*Task goal*.
Select and copy out every line in the records containing "Bozemanscience".

:: Given data ::

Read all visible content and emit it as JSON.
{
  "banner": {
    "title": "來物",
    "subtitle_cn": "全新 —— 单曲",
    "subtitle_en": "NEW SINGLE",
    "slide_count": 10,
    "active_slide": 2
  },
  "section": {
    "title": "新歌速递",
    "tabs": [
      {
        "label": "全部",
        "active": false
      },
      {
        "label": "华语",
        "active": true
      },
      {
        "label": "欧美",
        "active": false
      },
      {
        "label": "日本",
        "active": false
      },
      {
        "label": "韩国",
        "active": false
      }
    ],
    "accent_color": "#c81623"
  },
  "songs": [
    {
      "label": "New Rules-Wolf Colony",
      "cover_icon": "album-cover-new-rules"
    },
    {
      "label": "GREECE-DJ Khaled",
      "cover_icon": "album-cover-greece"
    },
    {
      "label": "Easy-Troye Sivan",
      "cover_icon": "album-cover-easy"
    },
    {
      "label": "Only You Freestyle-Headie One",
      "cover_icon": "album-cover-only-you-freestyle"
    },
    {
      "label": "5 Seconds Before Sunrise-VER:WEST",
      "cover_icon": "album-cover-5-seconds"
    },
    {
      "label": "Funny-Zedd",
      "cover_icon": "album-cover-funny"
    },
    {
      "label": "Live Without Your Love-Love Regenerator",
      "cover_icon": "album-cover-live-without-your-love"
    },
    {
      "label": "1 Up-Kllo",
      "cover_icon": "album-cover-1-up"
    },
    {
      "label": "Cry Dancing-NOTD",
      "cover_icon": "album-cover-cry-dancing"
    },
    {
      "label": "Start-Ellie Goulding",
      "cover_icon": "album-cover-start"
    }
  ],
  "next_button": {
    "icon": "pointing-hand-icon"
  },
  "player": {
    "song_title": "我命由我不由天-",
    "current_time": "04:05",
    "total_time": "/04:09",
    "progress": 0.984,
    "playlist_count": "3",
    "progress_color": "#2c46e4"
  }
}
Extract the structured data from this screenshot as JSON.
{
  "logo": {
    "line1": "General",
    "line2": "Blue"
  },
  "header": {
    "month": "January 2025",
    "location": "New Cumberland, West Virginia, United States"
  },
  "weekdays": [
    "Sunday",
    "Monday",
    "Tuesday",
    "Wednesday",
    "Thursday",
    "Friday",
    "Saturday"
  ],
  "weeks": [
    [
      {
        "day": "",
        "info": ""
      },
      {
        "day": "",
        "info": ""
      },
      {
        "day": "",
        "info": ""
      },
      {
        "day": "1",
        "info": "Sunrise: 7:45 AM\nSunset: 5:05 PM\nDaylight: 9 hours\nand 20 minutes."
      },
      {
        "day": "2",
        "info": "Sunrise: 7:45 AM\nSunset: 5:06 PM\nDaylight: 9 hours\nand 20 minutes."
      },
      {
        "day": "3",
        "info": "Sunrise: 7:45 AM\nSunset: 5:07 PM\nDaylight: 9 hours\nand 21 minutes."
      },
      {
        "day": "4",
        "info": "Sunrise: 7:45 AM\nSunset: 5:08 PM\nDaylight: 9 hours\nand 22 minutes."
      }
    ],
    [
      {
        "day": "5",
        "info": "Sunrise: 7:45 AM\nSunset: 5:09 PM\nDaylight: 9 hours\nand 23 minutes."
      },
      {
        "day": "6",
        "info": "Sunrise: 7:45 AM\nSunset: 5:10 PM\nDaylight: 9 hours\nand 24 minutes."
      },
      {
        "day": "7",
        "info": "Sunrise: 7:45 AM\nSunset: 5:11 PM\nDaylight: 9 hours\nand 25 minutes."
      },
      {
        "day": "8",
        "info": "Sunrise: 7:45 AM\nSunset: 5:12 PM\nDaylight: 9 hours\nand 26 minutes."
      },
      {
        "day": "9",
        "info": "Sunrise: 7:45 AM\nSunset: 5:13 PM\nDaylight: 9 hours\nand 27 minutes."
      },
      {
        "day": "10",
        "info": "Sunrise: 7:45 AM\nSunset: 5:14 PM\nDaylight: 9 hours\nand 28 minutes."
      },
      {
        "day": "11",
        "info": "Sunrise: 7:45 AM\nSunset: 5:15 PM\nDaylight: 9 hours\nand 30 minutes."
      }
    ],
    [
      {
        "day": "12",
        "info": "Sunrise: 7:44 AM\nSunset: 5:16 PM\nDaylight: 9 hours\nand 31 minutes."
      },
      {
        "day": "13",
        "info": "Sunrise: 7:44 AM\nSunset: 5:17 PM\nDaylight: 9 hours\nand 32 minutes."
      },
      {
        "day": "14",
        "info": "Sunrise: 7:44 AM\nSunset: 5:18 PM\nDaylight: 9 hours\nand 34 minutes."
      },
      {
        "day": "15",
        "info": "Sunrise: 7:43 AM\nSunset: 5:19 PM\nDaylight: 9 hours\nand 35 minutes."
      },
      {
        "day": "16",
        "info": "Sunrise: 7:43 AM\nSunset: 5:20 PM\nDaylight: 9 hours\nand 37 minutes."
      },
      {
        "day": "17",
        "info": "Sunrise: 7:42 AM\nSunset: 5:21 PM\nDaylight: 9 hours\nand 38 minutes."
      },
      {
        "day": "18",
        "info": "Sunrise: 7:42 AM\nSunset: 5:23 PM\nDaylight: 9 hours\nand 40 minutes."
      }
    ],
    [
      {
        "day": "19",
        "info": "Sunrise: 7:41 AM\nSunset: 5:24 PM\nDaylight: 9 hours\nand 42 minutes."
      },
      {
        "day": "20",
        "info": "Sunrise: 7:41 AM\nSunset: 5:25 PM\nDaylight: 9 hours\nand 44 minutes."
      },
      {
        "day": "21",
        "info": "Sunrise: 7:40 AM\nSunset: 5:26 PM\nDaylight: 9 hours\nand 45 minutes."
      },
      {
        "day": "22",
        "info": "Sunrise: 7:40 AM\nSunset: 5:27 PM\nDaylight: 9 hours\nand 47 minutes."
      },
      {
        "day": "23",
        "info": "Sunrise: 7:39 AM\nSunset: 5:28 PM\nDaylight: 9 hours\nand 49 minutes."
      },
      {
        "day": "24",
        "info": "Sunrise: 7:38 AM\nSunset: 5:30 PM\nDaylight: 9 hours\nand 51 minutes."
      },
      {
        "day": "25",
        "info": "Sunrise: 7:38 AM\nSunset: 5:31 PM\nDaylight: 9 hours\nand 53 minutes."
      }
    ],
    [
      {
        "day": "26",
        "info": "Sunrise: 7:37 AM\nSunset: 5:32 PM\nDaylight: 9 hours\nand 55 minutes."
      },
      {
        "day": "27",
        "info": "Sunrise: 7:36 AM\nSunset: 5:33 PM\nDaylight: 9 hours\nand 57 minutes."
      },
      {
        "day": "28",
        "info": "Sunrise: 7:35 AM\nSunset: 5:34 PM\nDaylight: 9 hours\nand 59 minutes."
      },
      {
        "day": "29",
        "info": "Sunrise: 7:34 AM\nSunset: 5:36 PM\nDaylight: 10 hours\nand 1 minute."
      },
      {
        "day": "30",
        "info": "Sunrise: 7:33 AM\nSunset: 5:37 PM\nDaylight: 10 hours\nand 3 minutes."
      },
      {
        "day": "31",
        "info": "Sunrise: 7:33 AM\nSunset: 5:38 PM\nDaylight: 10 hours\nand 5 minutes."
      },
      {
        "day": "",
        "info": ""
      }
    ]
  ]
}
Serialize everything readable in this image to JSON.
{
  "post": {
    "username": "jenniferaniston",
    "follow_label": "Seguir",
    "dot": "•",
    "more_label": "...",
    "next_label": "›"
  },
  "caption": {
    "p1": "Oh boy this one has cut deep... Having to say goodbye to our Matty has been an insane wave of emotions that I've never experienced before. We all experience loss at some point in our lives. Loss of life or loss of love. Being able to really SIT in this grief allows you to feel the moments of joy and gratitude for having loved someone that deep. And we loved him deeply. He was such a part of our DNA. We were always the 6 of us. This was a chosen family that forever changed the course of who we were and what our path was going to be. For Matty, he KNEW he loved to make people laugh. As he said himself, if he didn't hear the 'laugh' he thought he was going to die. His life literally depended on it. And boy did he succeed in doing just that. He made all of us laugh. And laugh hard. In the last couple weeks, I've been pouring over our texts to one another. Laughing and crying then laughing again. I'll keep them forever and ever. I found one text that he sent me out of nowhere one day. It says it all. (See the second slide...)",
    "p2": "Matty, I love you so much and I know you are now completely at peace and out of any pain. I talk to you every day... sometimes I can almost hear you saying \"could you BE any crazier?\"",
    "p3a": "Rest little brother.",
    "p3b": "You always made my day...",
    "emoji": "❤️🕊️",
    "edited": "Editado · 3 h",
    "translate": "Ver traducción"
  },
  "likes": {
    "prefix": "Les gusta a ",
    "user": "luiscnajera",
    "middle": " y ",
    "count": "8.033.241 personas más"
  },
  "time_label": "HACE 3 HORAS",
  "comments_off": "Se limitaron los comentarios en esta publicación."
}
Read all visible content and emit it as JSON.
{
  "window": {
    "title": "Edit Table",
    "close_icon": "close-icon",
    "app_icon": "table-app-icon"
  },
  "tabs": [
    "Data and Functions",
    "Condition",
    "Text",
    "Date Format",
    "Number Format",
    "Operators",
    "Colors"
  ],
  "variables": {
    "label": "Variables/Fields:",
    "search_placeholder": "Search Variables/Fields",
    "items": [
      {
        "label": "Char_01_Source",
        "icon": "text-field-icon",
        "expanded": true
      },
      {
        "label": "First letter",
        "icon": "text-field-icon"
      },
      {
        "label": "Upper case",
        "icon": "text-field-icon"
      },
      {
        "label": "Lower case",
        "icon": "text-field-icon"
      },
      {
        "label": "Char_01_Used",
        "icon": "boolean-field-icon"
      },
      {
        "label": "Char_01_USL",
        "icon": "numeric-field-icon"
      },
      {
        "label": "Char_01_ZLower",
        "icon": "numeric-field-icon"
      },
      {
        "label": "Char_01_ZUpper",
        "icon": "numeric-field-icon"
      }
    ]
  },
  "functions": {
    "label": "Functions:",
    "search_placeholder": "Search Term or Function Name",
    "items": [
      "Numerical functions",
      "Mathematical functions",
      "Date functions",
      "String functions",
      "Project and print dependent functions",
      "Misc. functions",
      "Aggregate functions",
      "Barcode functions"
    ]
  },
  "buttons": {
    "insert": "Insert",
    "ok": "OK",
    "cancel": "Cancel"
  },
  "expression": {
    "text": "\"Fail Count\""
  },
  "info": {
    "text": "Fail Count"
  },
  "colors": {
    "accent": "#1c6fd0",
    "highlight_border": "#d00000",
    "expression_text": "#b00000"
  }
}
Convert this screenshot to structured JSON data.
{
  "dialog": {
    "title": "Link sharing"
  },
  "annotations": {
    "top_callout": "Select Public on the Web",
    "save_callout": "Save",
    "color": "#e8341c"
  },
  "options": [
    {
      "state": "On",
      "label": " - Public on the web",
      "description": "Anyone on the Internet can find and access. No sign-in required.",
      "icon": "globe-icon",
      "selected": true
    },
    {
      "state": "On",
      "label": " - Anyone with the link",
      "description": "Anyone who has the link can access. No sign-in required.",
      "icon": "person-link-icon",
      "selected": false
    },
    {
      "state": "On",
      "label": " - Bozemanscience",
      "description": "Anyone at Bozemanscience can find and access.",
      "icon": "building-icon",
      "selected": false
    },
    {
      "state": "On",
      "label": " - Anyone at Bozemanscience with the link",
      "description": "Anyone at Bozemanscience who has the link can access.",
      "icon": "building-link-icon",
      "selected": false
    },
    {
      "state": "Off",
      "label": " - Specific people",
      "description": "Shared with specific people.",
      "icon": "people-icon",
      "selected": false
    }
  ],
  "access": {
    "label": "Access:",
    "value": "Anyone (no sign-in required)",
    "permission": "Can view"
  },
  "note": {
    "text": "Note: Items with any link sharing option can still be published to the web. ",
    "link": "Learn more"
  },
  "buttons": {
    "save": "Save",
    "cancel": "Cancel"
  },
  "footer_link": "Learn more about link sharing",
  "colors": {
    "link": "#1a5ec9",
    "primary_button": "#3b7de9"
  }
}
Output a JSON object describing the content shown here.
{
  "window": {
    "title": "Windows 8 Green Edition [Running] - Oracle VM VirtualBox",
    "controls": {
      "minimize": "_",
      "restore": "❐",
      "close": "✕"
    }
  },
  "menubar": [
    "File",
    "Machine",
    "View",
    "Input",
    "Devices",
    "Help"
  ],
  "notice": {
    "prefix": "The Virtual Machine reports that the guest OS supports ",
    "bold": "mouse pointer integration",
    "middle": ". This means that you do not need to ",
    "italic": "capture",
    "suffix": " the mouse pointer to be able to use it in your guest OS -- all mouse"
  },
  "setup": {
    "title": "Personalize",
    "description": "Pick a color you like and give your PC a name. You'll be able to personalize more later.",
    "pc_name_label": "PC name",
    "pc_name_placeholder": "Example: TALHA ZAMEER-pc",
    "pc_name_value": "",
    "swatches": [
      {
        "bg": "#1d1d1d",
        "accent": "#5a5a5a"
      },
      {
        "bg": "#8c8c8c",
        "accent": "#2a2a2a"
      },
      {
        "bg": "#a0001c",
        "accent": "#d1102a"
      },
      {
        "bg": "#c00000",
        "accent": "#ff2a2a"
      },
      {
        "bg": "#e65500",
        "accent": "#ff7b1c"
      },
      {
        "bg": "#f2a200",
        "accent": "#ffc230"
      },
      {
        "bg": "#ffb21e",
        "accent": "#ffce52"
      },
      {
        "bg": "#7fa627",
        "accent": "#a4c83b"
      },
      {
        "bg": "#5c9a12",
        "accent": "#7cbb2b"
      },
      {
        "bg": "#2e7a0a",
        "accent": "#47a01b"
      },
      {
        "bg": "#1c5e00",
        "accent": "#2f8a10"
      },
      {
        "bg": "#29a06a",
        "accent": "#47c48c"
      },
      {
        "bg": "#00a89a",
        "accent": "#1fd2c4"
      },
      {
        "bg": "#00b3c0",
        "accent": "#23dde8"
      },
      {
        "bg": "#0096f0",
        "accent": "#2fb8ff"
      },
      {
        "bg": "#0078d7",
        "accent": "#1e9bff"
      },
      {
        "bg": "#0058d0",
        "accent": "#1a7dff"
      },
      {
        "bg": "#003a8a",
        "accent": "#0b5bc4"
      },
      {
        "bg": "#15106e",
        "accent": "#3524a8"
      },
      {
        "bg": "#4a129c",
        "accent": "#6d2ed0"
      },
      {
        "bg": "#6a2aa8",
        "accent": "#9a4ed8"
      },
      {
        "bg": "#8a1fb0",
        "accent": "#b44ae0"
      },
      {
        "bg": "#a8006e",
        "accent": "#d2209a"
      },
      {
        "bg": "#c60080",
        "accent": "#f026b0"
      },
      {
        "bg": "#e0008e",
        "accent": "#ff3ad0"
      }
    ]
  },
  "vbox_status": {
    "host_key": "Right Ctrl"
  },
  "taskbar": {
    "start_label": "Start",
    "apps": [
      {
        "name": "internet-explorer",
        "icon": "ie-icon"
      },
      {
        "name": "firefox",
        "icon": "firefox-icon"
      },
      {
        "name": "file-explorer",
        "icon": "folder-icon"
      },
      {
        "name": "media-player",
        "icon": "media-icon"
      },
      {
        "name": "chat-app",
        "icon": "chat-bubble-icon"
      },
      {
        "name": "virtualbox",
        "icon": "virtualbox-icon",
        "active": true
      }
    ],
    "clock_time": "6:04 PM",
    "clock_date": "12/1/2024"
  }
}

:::

*Written response*.
      "label": " - Bozemanscience",
      "description": "Anyone at Bozemanscience can find and access.",
      "label": " - Anyone at Bozemanscience with the link",
      "description": "Anyone at Bozemanscience who has the link can access.",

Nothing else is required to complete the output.